Soft Metropolitanism
Housing Micro-skyscrapers, Aomori (Japan)

Taking Aomori in Japan as our setting, we proposed to evolve a prototype (hOH, 2000) for a series of micro-skyscrapers that would be finetuned in response to the specific climatic, programmatic and environmental extremes of this northern city.
The first step was to establish a series of micro-skyscrapers situated on a uniform grid, which was transformed through a series of operations that attempted to optimise the relation of the narrow units to the light, views, orientation and cold northerly winds. The resulting 3D mesh extends to the limits permitted by the by-laws. As a result of planning regulations that define the height and angle of any new construction in relation to neighbouring buildings and the street, the towers are built at an incline – an adaptation that produces a metropolitan silhouette at a city scale, constructed with domestic spaces and media density.

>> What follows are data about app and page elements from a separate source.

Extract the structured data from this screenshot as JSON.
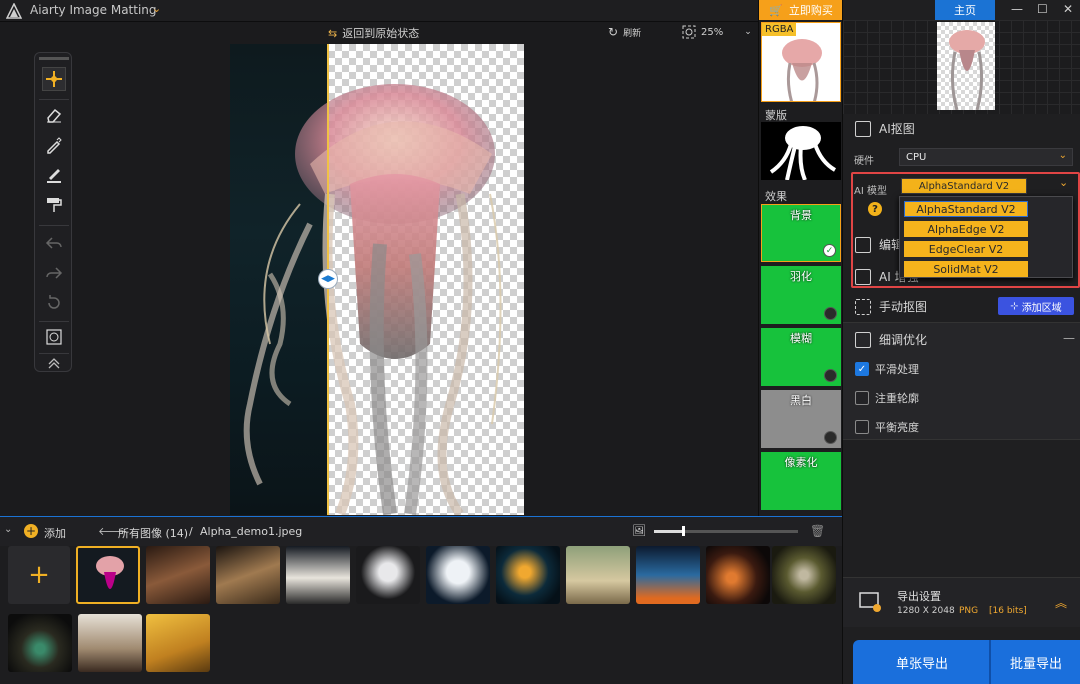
{
  "titlebar": {
    "app_title": "Aiarty Image Matting",
    "caret": "⌄"
  },
  "canvasbar": {
    "back_to_original": "返回到原始状态",
    "refresh": "刷新",
    "zoom": "25%"
  },
  "strip": {
    "buy_label": "立即购买",
    "rgba_label": "RGBA",
    "mask_label": "蒙版",
    "effects_label": "效果",
    "effects": [
      {
        "label": "背景",
        "checked": true
      },
      {
        "label": "羽化",
        "checked": false
      },
      {
        "label": "模糊",
        "checked": false
      },
      {
        "label": "黑白",
        "checked": false
      },
      {
        "label": "像素化",
        "checked": false
      }
    ]
  },
  "panel": {
    "home_tab": "主页",
    "ai_matting_title": "AI抠图",
    "hardware_label": "硬件",
    "hardware_value": "CPU",
    "model_label": "AI 模型",
    "model_value": "AlphaStandard  V2",
    "model_options": [
      "AlphaStandard  V2",
      "AlphaEdge   V2",
      "EdgeClear   V2",
      "SolidMat  V2"
    ],
    "help_glyph": "?",
    "edit_title": "编辑",
    "ai_title": "AI 增强",
    "manual_title": "手动抠图",
    "add_region": "添加区域",
    "fine_title": "细调优化",
    "options": [
      {
        "label": "平滑处理",
        "checked": true
      },
      {
        "label": "注重轮廓",
        "checked": false
      },
      {
        "label": "平衡亮度",
        "checked": false
      }
    ],
    "export_title": "导出设置",
    "export_size": "1280 X 2048",
    "export_format": "PNG",
    "export_bits": "[16 bits]",
    "single_export": "单张导出",
    "batch_export": "批量导出"
  },
  "bottombar": {
    "add_label": "添加",
    "all_images": "所有图像 (14)",
    "separator": "/",
    "current_file": "Alpha_demo1.jpeg",
    "thumb_size_level": 0.2
  },
  "colors": {
    "accent_orange": "#f6a01a",
    "accent_blue": "#1b73d4",
    "effect_green": "#17c23c",
    "highlight_red": "#e04545"
  }
}
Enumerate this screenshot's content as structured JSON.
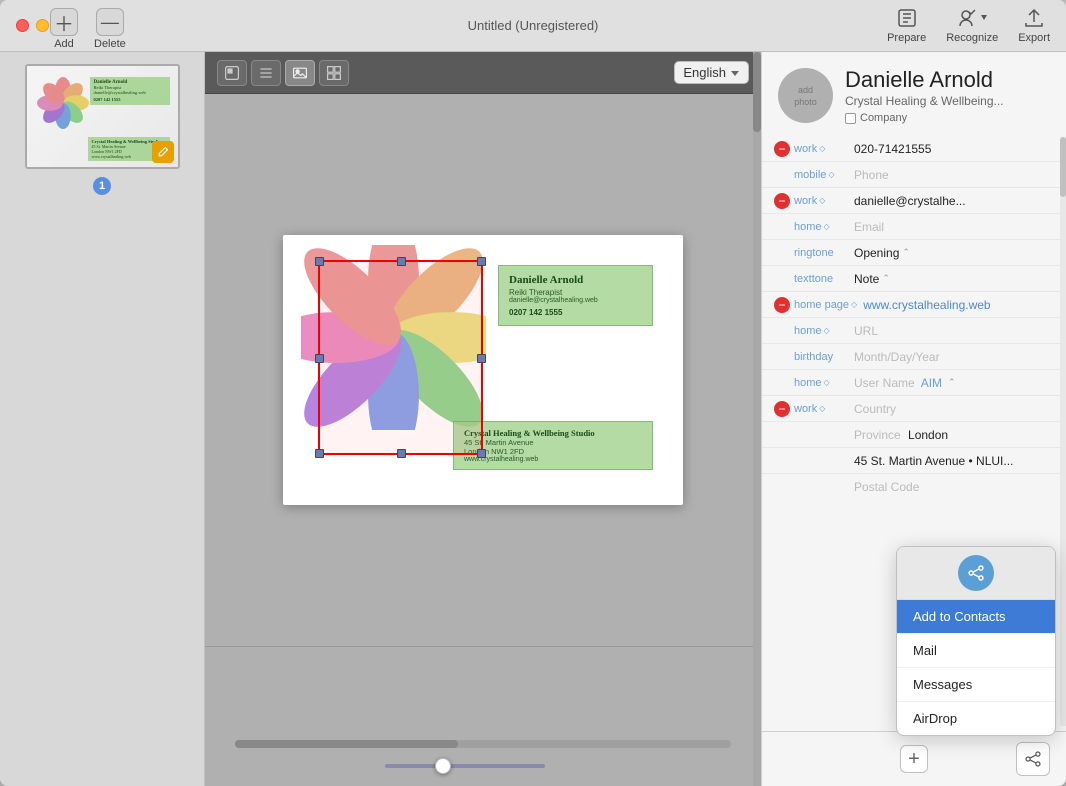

Public land is replicated in suspended spaces produced in overlapping layers at levels +18.00, +28.00, +36.00 and +40.00m. These spaces unite all of the vertical items and assemble them in a 3D network that reduces the slenderness of the housing towers to conventional limits. These interconnect the towers and accommodate the community programmes – kindergartens, day centres and private cafés as well as spaces with no defined purpose – which attempt to articulate a common ground for the community and compensate for the reduced scale of the brief. These ‘public–domestic’ spaces, which expand the unexplored territory between public and domestic realms, can be used in multiple ways, allowing flexibility without the need for physical changes. They try to articulate, at the scale of the community, a sense of belonging to a set of common beliefs and values.
As a metropolitan image for Aomori, a city with a cold climate and frequent snowfalls, the project proposes the production of an internalised enclave composed of housing units that challenges the notions of public and private and is compatible, in both scale and use, with the proposed domestic brief. In other words, it produces a metropolitan scale and density (minus its negative effects) while at the same time trying to articulate the inhabitants’ lifestyles around a transformation of the notion of public and private realms.